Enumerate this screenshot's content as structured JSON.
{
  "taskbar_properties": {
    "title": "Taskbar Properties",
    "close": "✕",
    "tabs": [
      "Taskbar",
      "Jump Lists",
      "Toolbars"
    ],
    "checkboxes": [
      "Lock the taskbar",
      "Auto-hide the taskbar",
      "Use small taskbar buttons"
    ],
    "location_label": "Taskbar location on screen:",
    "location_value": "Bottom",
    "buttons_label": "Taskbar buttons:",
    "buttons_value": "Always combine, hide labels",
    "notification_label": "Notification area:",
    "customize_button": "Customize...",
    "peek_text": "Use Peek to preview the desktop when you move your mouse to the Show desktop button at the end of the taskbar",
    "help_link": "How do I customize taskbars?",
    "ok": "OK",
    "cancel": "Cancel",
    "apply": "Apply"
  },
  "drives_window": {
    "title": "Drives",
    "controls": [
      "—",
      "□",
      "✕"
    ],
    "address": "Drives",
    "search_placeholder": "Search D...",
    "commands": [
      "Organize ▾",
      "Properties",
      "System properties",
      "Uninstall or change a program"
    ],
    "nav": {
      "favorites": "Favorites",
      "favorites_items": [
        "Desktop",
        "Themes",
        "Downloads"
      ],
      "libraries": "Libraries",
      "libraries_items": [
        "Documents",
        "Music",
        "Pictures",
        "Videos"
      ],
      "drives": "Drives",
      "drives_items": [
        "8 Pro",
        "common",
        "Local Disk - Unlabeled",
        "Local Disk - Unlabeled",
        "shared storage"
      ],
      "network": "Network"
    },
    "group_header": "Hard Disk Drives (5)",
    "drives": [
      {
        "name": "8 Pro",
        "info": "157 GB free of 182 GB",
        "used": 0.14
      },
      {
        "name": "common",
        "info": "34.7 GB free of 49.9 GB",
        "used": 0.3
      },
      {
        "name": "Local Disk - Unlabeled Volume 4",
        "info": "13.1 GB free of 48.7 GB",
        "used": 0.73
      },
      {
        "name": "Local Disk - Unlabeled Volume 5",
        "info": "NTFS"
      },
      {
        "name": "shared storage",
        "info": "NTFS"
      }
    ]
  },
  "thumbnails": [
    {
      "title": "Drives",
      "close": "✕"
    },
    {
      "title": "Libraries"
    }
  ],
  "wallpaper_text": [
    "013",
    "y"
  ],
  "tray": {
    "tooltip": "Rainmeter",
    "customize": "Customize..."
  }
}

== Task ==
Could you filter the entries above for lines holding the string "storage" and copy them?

== Response ==
        "shared storage"
        "name": "shared storage",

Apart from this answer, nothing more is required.